#### THE PROBLEM
Your response should be the complete set of records, reproduced exactly.

#### INFORMATION GIVEN
• • • • •
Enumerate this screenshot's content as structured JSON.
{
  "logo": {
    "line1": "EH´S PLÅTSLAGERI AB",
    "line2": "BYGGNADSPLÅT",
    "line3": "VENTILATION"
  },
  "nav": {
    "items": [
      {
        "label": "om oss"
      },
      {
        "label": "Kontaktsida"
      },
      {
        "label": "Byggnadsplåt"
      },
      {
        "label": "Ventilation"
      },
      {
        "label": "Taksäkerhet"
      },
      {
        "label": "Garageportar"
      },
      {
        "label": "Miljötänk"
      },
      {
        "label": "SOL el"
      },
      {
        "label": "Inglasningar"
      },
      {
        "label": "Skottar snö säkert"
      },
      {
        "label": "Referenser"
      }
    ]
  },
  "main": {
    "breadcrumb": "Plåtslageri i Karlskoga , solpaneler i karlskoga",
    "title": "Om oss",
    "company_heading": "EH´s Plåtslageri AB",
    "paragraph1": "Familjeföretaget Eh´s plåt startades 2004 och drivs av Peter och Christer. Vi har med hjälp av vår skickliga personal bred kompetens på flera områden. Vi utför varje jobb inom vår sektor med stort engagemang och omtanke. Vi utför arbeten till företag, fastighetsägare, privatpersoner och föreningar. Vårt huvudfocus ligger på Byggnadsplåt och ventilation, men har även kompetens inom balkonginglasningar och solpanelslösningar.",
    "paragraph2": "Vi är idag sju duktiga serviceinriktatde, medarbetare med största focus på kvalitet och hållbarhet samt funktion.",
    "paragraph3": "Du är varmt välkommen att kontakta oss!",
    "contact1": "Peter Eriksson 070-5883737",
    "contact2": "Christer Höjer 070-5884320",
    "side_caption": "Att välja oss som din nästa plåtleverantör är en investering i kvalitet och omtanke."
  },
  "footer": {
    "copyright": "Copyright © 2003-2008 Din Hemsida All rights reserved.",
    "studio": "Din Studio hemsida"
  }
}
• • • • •
#### EXERCISE RESULT
Enumerate this screenshot's content as structured JSON.
{
  "logo": {
    "line1": "EH´S PLÅTSLAGERI AB",
    "line2": "BYGGNADSPLÅT",
    "line3": "VENTILATION"
  },
  "nav": {
    "items": [
      {
        "label": "om oss"
      },
      {
        "label": "Kontaktsida"
      },
      {
        "label": "Byggnadsplåt"
      },
      {
        "label": "Ventilation"
      },
      {
        "label": "Taksäkerhet"
      },
      {
        "label": "Garageportar"
      },
      {
        "label": "Miljötänk"
      },
      {
        "label": "SOL el"
      },
      {
        "label": "Inglasningar"
      },
      {
        "label": "Skottar snö säkert"
      },
      {
        "label": "Referenser"
      }
    ]
  },
  "main": {
    "breadcrumb": "Plåtslageri i Karlskoga , solpaneler i karlskoga",
    "title": "Om oss",
    "company_heading": "EH´s Plåtslageri AB",
    "paragraph1": "Familjeföretaget Eh´s plåt startades 2004 och drivs av Peter och Christer. Vi har med hjälp av vår skickliga personal bred kompetens på flera områden. Vi utför varje jobb inom vår sektor med stort engagemang och omtanke. Vi utför arbeten till företag, fastighetsägare, privatpersoner och föreningar. Vårt huvudfocus ligger på Byggnadsplåt och ventilation, men har även kompetens inom balkonginglasningar och solpanelslösningar.",
    "paragraph2": "Vi är idag sju duktiga serviceinriktatde, medarbetare med största focus på kvalitet och hållbarhet samt funktion.",
    "paragraph3": "Du är varmt välkommen att kontakta oss!",
    "contact1": "Peter Eriksson 070-5883737",
    "contact2": "Christer Höjer 070-5884320",
    "side_caption": "Att välja oss som din nästa plåtleverantör är en investering i kvalitet och omtanke."
  },
  "footer": {
    "copyright": "Copyright © 2003-2008 Din Hemsida All rights reserved.",
    "studio": "Din Studio hemsida"
  }
}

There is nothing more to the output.